Problem:
In the entries below, spot each line with the word "JSON" and copy it.

[Data extracted from a collection]

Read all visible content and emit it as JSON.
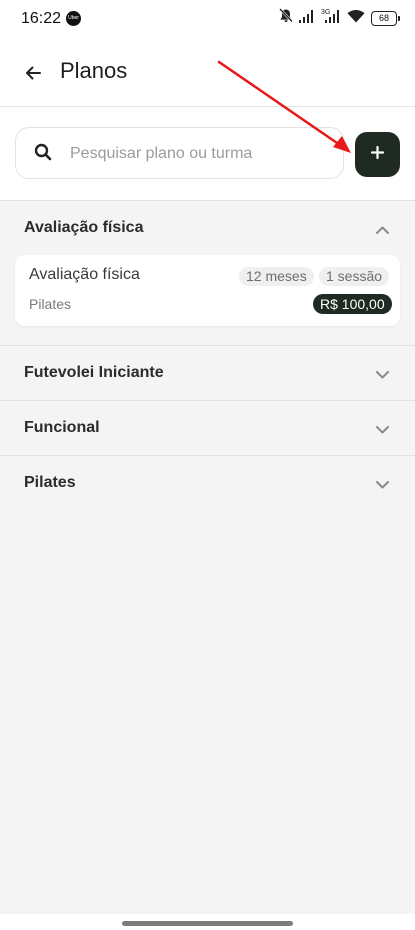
{
  "status_bar": {
    "time": "16:22",
    "app_badge": "Uber",
    "network": "3G",
    "battery": "68"
  },
  "header": {
    "title": "Planos"
  },
  "search": {
    "placeholder": "Pesquisar plano ou turma",
    "value": ""
  },
  "sections": [
    {
      "title": "Avaliação física",
      "expanded": true,
      "plans": [
        {
          "name": "Avaliação física",
          "category": "Pilates",
          "duration": "12 meses",
          "sessions": "1 sessão",
          "price": "R$ 100,00"
        }
      ]
    },
    {
      "title": "Futevolei Iniciante",
      "expanded": false
    },
    {
      "title": "Funcional",
      "expanded": false
    },
    {
      "title": "Pilates",
      "expanded": false
    }
  ],
  "colors": {
    "accent_dark": "#1f2a22",
    "background": "#f4f4f4",
    "annotation_arrow": "#e8191b"
  }
}
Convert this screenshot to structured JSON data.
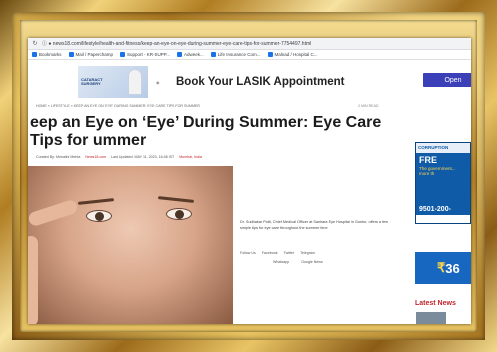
{
  "browser": {
    "url": "ⓘ  ●  news18.com/lifestyle/health-and-fitness/keep-an-eye-on-eye-during-summer-eye-care-tips-for-summer-7754497.html",
    "bookmarks": [
      "Bookmarks",
      "Mail / Paperchamp",
      "Support - KR-SUPP...",
      "Adweek...",
      "Life Insurance Com...",
      "Malnad / Hospital C..."
    ]
  },
  "ad": {
    "thumb_text": "CATARACT SURGERY",
    "title": "Book Your LASIK Appointment",
    "open_label": "Open"
  },
  "article": {
    "breadcrumb": "HOME » LIFESTYLE » KEEP AN EYE ON 'EYE' DURING SUMMER: EYE CARE TIPS FOR SUMMER",
    "read_time": "2 MIN READ",
    "headline": "eep an Eye on ‘Eye’ During Summer: Eye Care Tips for ummer",
    "byline_author": "Curated By: Mrinalini Mehta",
    "byline_source": "News18.com",
    "byline_updated": "Last Updated: MAY 11, 2023, 16:48 IST",
    "byline_location": "Mumbai, India",
    "summary": "Dr. Sudhakar Potti, Chief Medical Officer at Sankara Eye Hospital in Guntur, offers a few simple tips for eye care throughout the summer time",
    "share_label": "Follow Us",
    "share_items": [
      "Facebook",
      "Twitter",
      "Telegram"
    ],
    "share_items2": [
      "Whatsapp",
      "Google News"
    ]
  },
  "sidebar": {
    "ad1_top": "CORRUPTION",
    "ad1_big": "FRE",
    "ad1_sub": "The government... more th",
    "ad1_phone": "9501-200-",
    "ad2_value": "36",
    "ad2_currency": "₹",
    "latest_label": "Latest News"
  }
}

Output below:
Read all visible content and emit it as JSON.
Convert this screenshot to structured JSON data.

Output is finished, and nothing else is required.